It was also at New England Sterling that she was later introduced to Bill Juaire, the man who would someday become her husband. Bill was her father’s head spinner, a talented craftsman whose skill in taking a simple metal circle and working it artfully into a trophy cup, bowl or lantern was something unique.
“He has that special something that is innate and cannot be taught,” explains online curator Whisper Editions that sells his commissions; “He is able to feel the shape before the metal is even spun.” Susanne is the first to agree. “You have to have the right touch,” she explains, “…and Bill’s got it. He can make anything.”
Susanne herself would be a good judge, as she is a skilled metalsmith in her own right, having been taught the trade by accomplished silversmith Walter Bigos. A WWII veteran, Bigos was a self-taught silversmith out of necessity (no one would teach him their “trade secrets”) and Susanne credits him to this day for mentoring her in his craft. “It was the best training I could have had,” reflects Susanne, “I love Walter, and my debt to him never can be repaid.” Bigos, who is 91, has retired to North Smithfield and still sees Susanne at least once a week.
It takes Susanne, Bill and their small team of craftsmen almost five months to create the Derby trophies. Aside from the large solid gold winner’s trophy, there are three miniature sterling silver cups presented to the winning jockey, breeder, and trainer and the official mint julep cups used by the Governor for the winner’s toast.
The process is completely hands-on for every artisan involved. Susanne does her metalsmithing in a modest workspace in the corner of the shop, using the same exact techniques, even the same tools, passed down from Walter.
Bill will make the actual gold trophy cup, exactly as he first did when he spun his first Derby trophy in 1990. After the first polishing, Susanne then starts the detail work. It is both delicate and daunting, especially in light of the propane torch she must use to solder the piece together at roughly 1500 degrees.
Any nerves that she might have had the first few times in crafting the trophy have passed, and she absolutely beams when asked about her work. “It’s fun, I really love what I do,” she says.

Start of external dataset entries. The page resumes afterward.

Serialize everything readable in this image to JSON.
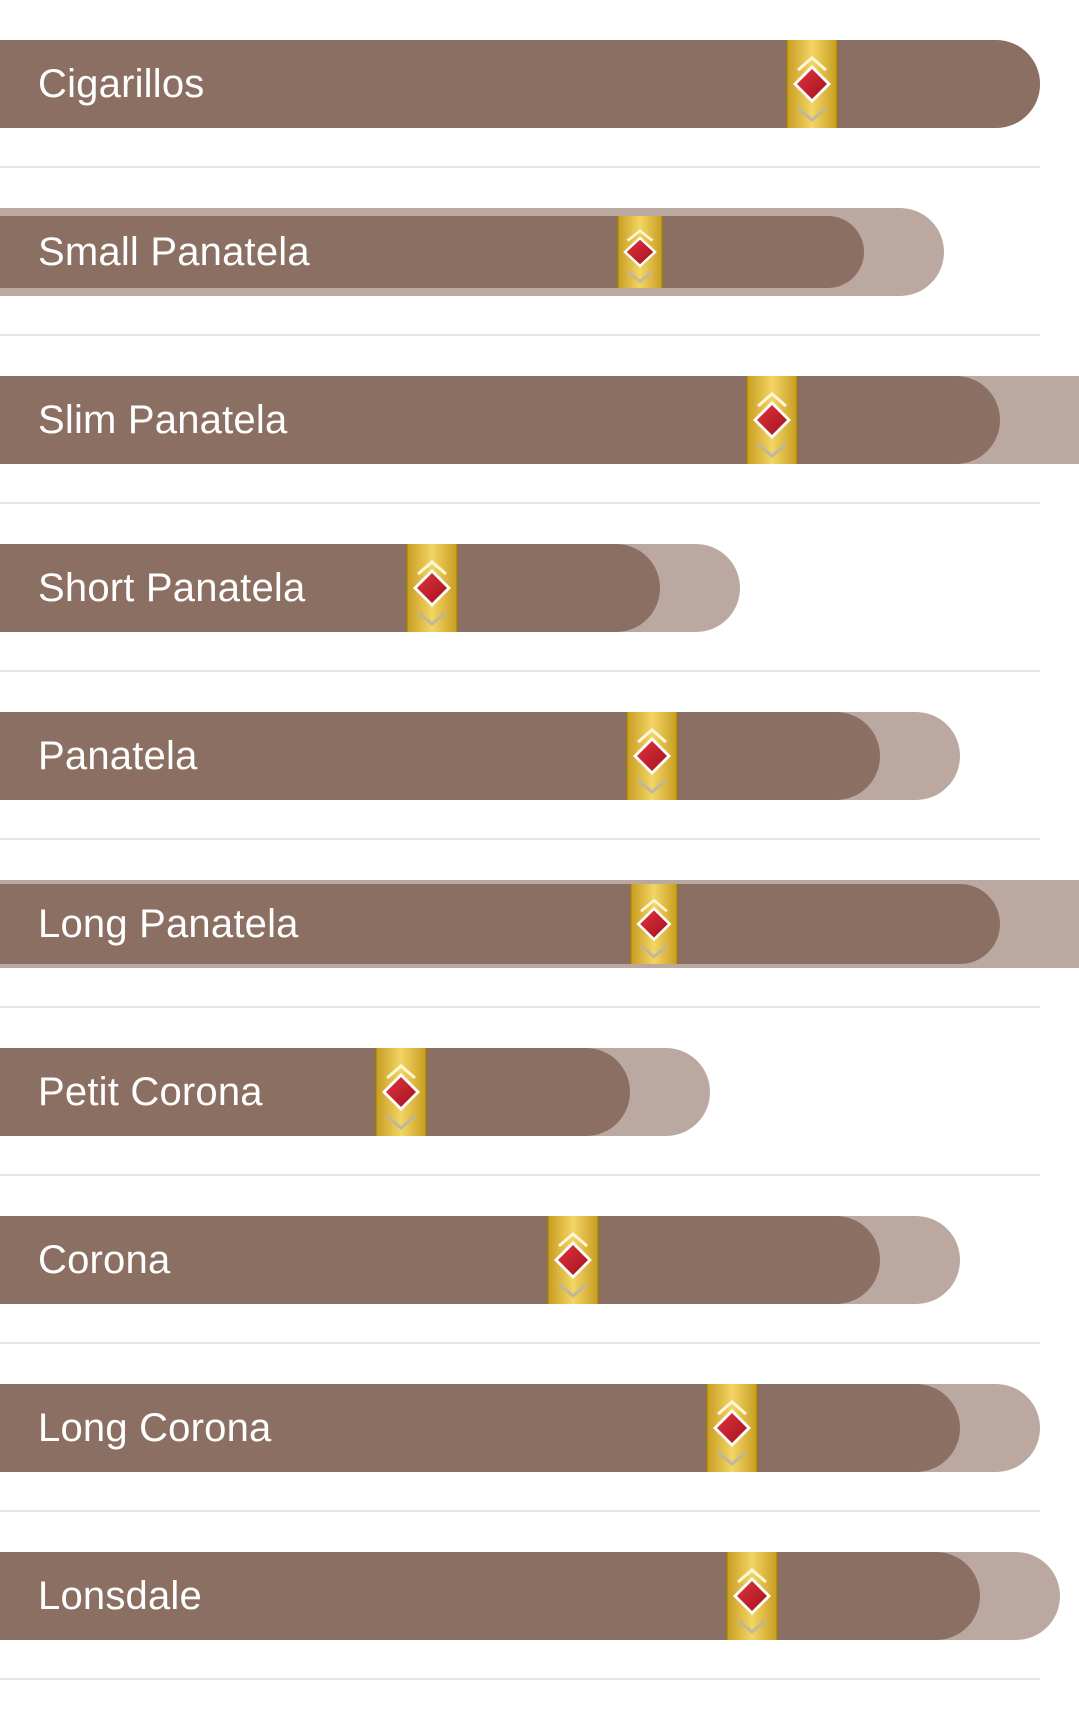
{
  "colors": {
    "cigar_body": "#8b6f62",
    "cigar_outline": "#bba8a0",
    "band_gold": "#e2bd3c",
    "band_jewel": "#c41f2c",
    "divider": "#e4e4e4",
    "label_text": "#ffffff"
  },
  "cigar_sizes": [
    {
      "label": "Cigarillos",
      "band_icon": "gold-band-diamond-icon"
    },
    {
      "label": "Small Panatela",
      "band_icon": "gold-band-diamond-icon"
    },
    {
      "label": "Slim Panatela",
      "band_icon": "gold-band-diamond-icon"
    },
    {
      "label": "Short Panatela",
      "band_icon": "gold-band-diamond-icon"
    },
    {
      "label": "Panatela",
      "band_icon": "gold-band-diamond-icon"
    },
    {
      "label": "Long Panatela",
      "band_icon": "gold-band-diamond-icon"
    },
    {
      "label": "Petit Corona",
      "band_icon": "gold-band-diamond-icon"
    },
    {
      "label": "Corona",
      "band_icon": "gold-band-diamond-icon"
    },
    {
      "label": "Long Corona",
      "band_icon": "gold-band-diamond-icon"
    },
    {
      "label": "Lonsdale",
      "band_icon": "gold-band-diamond-icon"
    }
  ]
}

As for fulfilling her dream of making the Kentucky Derby trophy, she adds, “To actually be making it now and the connection it has in my heart with my three favorite men – my dad, my husband Bill and my mentor Walter – well that is indescribable.”